ACTIVITY - Give back all of the data exactly. Leave nothing out.

(RECORDED DATA)

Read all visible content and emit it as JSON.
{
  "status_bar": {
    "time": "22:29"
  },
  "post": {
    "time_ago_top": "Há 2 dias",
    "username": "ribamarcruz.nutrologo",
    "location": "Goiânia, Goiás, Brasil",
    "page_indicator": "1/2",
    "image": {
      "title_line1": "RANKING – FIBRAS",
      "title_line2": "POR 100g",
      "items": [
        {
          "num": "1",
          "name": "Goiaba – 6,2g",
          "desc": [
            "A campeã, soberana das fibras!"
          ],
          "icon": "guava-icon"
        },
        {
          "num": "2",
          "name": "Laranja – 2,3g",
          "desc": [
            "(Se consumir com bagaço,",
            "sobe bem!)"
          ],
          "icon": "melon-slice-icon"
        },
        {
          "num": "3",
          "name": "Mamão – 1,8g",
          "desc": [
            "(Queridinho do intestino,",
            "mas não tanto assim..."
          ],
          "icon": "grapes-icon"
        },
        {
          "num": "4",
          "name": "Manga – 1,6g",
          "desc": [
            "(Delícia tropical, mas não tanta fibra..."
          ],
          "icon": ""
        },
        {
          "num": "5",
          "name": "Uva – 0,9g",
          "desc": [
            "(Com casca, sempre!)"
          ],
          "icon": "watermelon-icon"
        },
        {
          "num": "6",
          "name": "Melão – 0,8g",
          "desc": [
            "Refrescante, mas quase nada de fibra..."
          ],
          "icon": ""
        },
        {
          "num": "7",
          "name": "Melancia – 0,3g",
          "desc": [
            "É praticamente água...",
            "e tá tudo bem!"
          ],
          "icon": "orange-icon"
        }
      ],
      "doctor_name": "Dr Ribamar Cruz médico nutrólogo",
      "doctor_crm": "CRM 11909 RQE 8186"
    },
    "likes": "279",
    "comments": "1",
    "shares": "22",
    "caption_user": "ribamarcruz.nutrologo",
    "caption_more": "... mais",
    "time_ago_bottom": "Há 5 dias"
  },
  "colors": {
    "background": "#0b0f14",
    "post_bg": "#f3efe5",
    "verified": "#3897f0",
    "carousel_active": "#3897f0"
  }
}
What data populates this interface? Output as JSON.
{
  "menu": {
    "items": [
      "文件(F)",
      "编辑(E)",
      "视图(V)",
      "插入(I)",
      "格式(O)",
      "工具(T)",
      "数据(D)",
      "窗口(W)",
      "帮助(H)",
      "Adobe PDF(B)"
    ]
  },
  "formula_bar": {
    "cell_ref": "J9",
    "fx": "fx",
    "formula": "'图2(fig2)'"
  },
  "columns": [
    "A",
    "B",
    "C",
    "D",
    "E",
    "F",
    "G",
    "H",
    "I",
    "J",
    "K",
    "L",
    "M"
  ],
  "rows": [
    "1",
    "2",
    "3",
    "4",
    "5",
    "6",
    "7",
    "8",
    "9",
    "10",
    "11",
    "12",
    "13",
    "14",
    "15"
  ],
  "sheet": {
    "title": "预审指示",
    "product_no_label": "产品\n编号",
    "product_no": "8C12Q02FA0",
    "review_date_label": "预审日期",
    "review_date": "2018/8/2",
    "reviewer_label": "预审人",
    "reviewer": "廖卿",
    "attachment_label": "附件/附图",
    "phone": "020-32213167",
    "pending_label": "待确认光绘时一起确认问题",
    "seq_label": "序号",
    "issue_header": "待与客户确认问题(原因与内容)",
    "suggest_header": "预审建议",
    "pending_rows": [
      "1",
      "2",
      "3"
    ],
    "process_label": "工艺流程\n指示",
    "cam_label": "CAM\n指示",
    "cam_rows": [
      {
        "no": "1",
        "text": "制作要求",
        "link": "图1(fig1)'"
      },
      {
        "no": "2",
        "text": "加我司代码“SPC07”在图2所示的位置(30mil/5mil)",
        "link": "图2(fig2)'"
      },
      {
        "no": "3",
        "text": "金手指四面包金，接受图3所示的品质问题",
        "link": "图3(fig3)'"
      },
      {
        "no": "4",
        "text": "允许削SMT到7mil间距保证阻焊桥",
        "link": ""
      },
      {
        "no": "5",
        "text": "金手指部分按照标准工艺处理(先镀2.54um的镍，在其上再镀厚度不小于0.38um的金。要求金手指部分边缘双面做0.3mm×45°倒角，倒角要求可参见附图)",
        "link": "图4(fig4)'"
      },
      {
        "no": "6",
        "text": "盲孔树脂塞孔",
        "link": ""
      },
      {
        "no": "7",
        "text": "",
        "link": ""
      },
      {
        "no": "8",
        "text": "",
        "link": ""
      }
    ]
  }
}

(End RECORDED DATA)

RESULT OF THIS EXERCISE -
Read all visible content and emit it as JSON.
{
  "status_bar": {
    "time": "22:29"
  },
  "post": {
    "time_ago_top": "Há 2 dias",
    "username": "ribamarcruz.nutrologo",
    "location": "Goiânia, Goiás, Brasil",
    "page_indicator": "1/2",
    "image": {
      "title_line1": "RANKING – FIBRAS",
      "title_line2": "POR 100g",
      "items": [
        {
          "num": "1",
          "name": "Goiaba – 6,2g",
          "desc": [
            "A campeã, soberana das fibras!"
          ],
          "icon": "guava-icon"
        },
        {
          "num": "2",
          "name": "Laranja – 2,3g",
          "desc": [
            "(Se consumir com bagaço,",
            "sobe bem!)"
          ],
          "icon": "melon-slice-icon"
        },
        {
          "num": "3",
          "name": "Mamão – 1,8g",
          "desc": [
            "(Queridinho do intestino,",
            "mas não tanto assim..."
          ],
          "icon": "grapes-icon"
        },
        {
          "num": "4",
          "name": "Manga – 1,6g",
          "desc": [
            "(Delícia tropical, mas não tanta fibra..."
          ],
          "icon": ""
        },
        {
          "num": "5",
          "name": "Uva – 0,9g",
          "desc": [
            "(Com casca, sempre!)"
          ],
          "icon": "watermelon-icon"
        },
        {
          "num": "6",
          "name": "Melão – 0,8g",
          "desc": [
            "Refrescante, mas quase nada de fibra..."
          ],
          "icon": ""
        },
        {
          "num": "7",
          "name": "Melancia – 0,3g",
          "desc": [
            "É praticamente água...",
            "e tá tudo bem!"
          ],
          "icon": "orange-icon"
        }
      ],
      "doctor_name": "Dr Ribamar Cruz médico nutrólogo",
      "doctor_crm": "CRM 11909 RQE 8186"
    },
    "likes": "279",
    "comments": "1",
    "shares": "22",
    "caption_user": "ribamarcruz.nutrologo",
    "caption_more": "... mais",
    "time_ago_bottom": "Há 5 dias"
  },
  "colors": {
    "background": "#0b0f14",
    "post_bg": "#f3efe5",
    "verified": "#3897f0",
    "carousel_active": "#3897f0"
  }
}
What data populates this interface? Output as JSON.
{
  "menu": {
    "items": [
      "文件(F)",
      "编辑(E)",
      "视图(V)",
      "插入(I)",
      "格式(O)",
      "工具(T)",
      "数据(D)",
      "窗口(W)",
      "帮助(H)",
      "Adobe PDF(B)"
    ]
  },
  "formula_bar": {
    "cell_ref": "J9",
    "fx": "fx",
    "formula": "'图2(fig2)'"
  },
  "columns": [
    "A",
    "B",
    "C",
    "D",
    "E",
    "F",
    "G",
    "H",
    "I",
    "J",
    "K",
    "L",
    "M"
  ],
  "rows": [
    "1",
    "2",
    "3",
    "4",
    "5",
    "6",
    "7",
    "8",
    "9",
    "10",
    "11",
    "12",
    "13",
    "14",
    "15"
  ],
  "sheet": {
    "title": "预审指示",
    "product_no_label": "产品\n编号",
    "product_no": "8C12Q02FA0",
    "review_date_label": "预审日期",
    "review_date": "2018/8/2",
    "reviewer_label": "预审人",
    "reviewer": "廖卿",
    "attachment_label": "附件/附图",
    "phone": "020-32213167",
    "pending_label": "待确认光绘时一起确认问题",
    "seq_label": "序号",
    "issue_header": "待与客户确认问题(原因与内容)",
    "suggest_header": "预审建议",
    "pending_rows": [
      "1",
      "2",
      "3"
    ],
    "process_label": "工艺流程\n指示",
    "cam_label": "CAM\n指示",
    "cam_rows": [
      {
        "no": "1",
        "text": "制作要求",
        "link": "图1(fig1)'"
      },
      {
        "no": "2",
        "text": "加我司代码“SPC07”在图2所示的位置(30mil/5mil)",
        "link": "图2(fig2)'"
      },
      {
        "no": "3",
        "text": "金手指四面包金，接受图3所示的品质问题",
        "link": "图3(fig3)'"
      },
      {
        "no": "4",
        "text": "允许削SMT到7mil间距保证阻焊桥",
        "link": ""
      },
      {
        "no": "5",
        "text": "金手指部分按照标准工艺处理(先镀2.54um的镍，在其上再镀厚度不小于0.38um的金。要求金手指部分边缘双面做0.3mm×45°倒角，倒角要求可参见附图)",
        "link": "图4(fig4)'"
      },
      {
        "no": "6",
        "text": "盲孔树脂塞孔",
        "link": ""
      },
      {
        "no": "7",
        "text": "",
        "link": ""
      },
      {
        "no": "8",
        "text": "",
        "link": ""
      }
    ]
  }
}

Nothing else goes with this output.